After the intermission, we performed Brahms' 1st symphony, a bear of a piece in that the music was more like a book. My part was over twelve pages with very few breaks, and I loved every beat of it. The horn section was shuffled around a bit because our principal wasn't able to play, and we ended up with a substitute for the third part. The new guy was the nicest man, Mr. Rogers in a plaid shirt, and a seasoned horn teacher from a college not far away. The poor guy had a few glitches in the first half of the concert and beat himself up over it for the rest of the evening. Every musician has good days when you know a part or can play a rip or hit a pitch without missing, and then there are the days when you couldn't hit the side of a barn with a b-flat. So, no one in the horn section or anywhere else on stage was fuming at the guy. He hardly wrecked the evening.
What struck me was not that he made mistakes but that he, even in his older years and even with his experience, said the same things I say when I screw up. He was just as neurotic and just as self-deprecating. I'm not nearly as bad as I used to be about that—honestly, I am just as bad, but I have learned to keep my "I suck" comments to myself a little more often than before. I always thought I'd lose that as I got older and gained more experiences. I suppose there are just certain insecurities and ways of reacting to personal disappointments that don't fade with age. I kind of like knowing that, that in twenty years I might still have the same need to achieve something as close to perfection as I can get, be disappointed and embarrassed when I don't achieve it, and be willing to work harder the next time.

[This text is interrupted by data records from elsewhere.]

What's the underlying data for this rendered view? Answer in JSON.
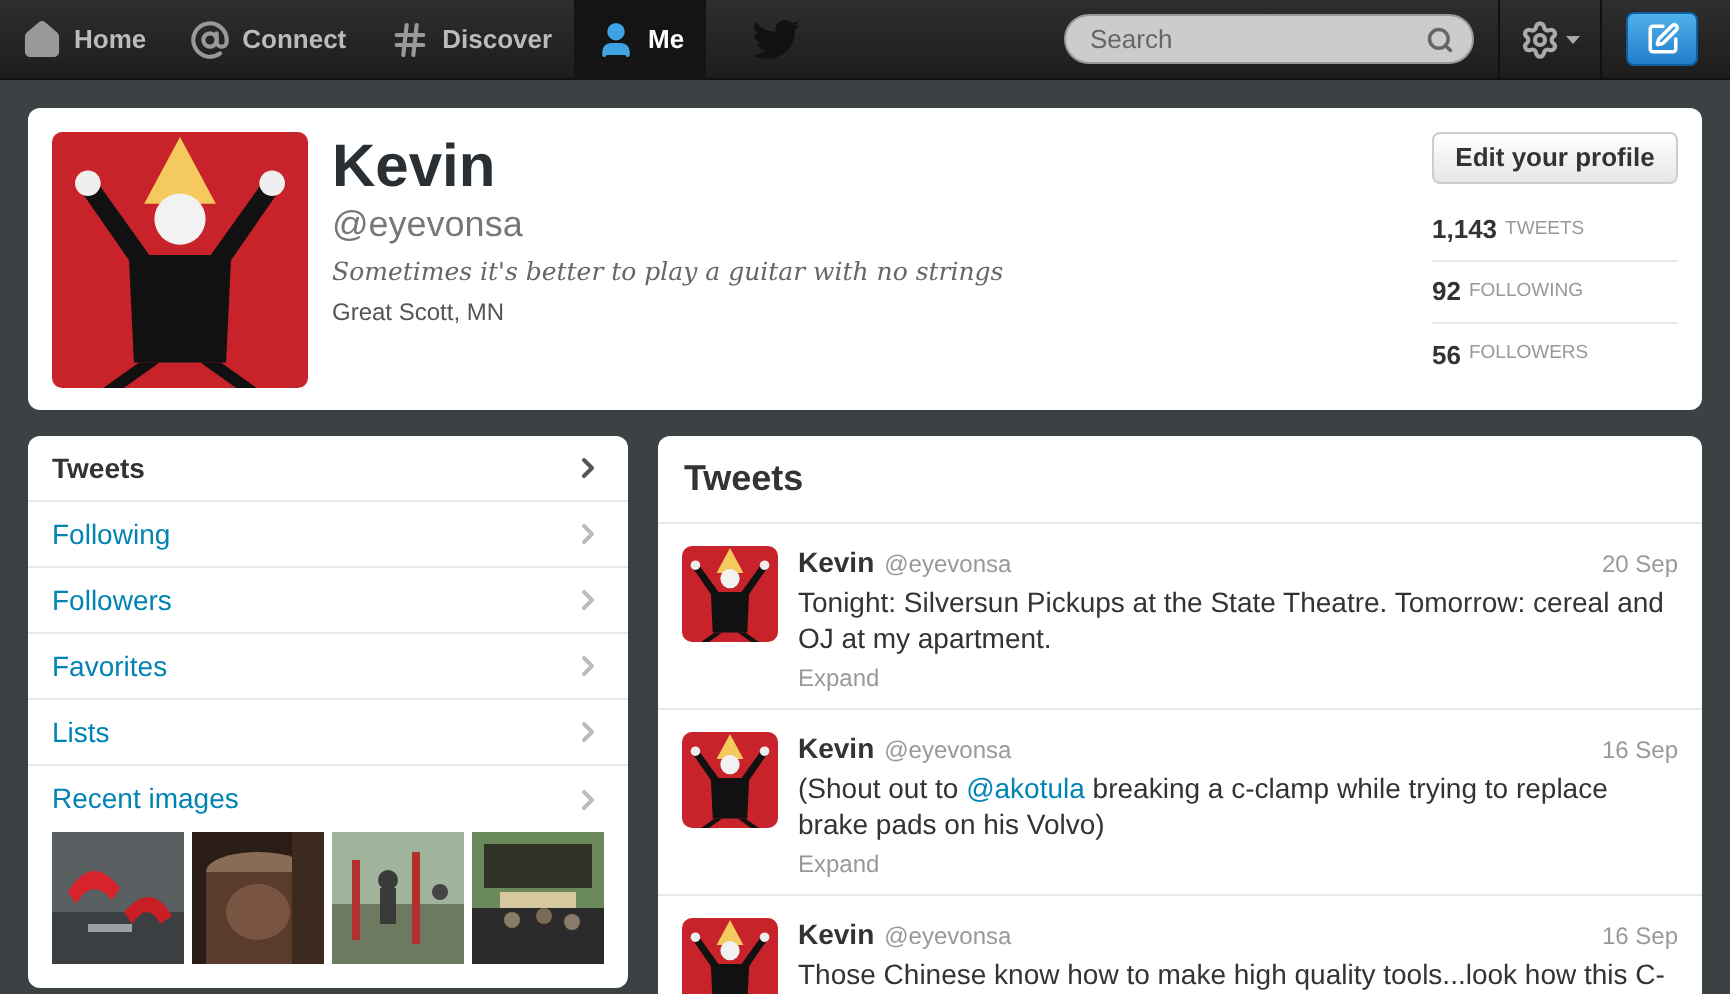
{
  "nav": {
    "items": [
      {
        "label": "Home",
        "kind": "home",
        "selected": false
      },
      {
        "label": "Connect",
        "kind": "at",
        "selected": false
      },
      {
        "label": "Discover",
        "kind": "hash",
        "selected": false
      },
      {
        "label": "Me",
        "kind": "user",
        "selected": true
      }
    ],
    "search": {
      "placeholder": "Search"
    }
  },
  "profile": {
    "name": "Kevin",
    "handle": "@eyevonsa",
    "bio": "Sometimes it's better to play a guitar with no strings",
    "location": "Great Scott, MN",
    "edit_button": "Edit your profile",
    "stats": [
      {
        "count": "1,143",
        "label": "TWEETS"
      },
      {
        "count": "92",
        "label": "FOLLOWING"
      },
      {
        "count": "56",
        "label": "FOLLOWERS"
      }
    ]
  },
  "sidebar": {
    "items": [
      {
        "label": "Tweets",
        "selected": true
      },
      {
        "label": "Following",
        "selected": false
      },
      {
        "label": "Followers",
        "selected": false
      },
      {
        "label": "Favorites",
        "selected": false
      },
      {
        "label": "Lists",
        "selected": false
      },
      {
        "label": "Recent images",
        "selected": false
      }
    ]
  },
  "timeline": {
    "title": "Tweets",
    "tweets": [
      {
        "name": "Kevin",
        "handle": "@eyevonsa",
        "date": "20 Sep",
        "segments": [
          {
            "kind": "plain",
            "text": "Tonight: Silversun Pickups at the State Theatre. Tomorrow: cereal and OJ at my apartment."
          }
        ],
        "expand": "Expand"
      },
      {
        "name": "Kevin",
        "handle": "@eyevonsa",
        "date": "16 Sep",
        "segments": [
          {
            "kind": "plain",
            "text": "(Shout out to "
          },
          {
            "kind": "mention",
            "text": "@akotula"
          },
          {
            "kind": "plain",
            "text": " breaking a c-clamp while trying to replace brake pads on his Volvo)"
          }
        ],
        "expand": "Expand"
      },
      {
        "name": "Kevin",
        "handle": "@eyevonsa",
        "date": "16 Sep",
        "segments": [
          {
            "kind": "plain",
            "text": "Those Chinese know how to make high quality tools...look how this C-"
          }
        ]
      }
    ]
  }
}
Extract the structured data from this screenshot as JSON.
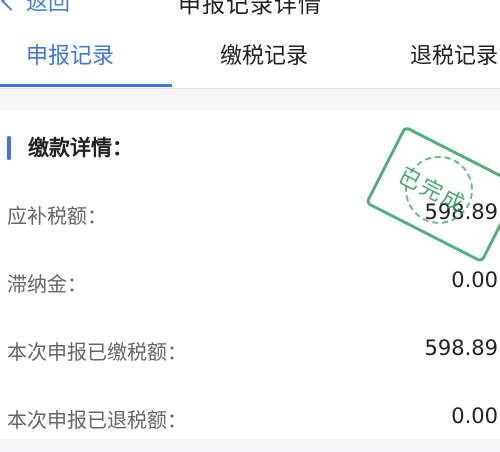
{
  "header": {
    "back_label": "返回",
    "title": "申报记录详情"
  },
  "tabs": [
    {
      "label": "申报记录",
      "active": true
    },
    {
      "label": "缴税记录",
      "active": false
    },
    {
      "label": "退税记录",
      "active": false
    }
  ],
  "section": {
    "title": "缴款详情："
  },
  "rows": [
    {
      "label": "应补税额：",
      "value": "598.89"
    },
    {
      "label": "滞纳金：",
      "value": "0.00"
    },
    {
      "label": "本次申报已缴税额：",
      "value": "598.89"
    },
    {
      "label": "本次申报已退税额：",
      "value": "0.00"
    }
  ],
  "stamp": {
    "text": "已完成",
    "color": "#34a062"
  },
  "colors": {
    "accent": "#3c78d8"
  }
}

Debra at From Skilled Hands has asked that I link to her site and let my local readers know there will be an art fair in Peninsula, OH from December 6 through January 10th, and the proceeds will go to the Akron-Canton Regional Foodbank. You can find out more about it at her site and at www.cupofkindness.net. Small Town's foodbank works in cooperation with this larger supplier, and most of its food comes from their warehouse. Just so you know.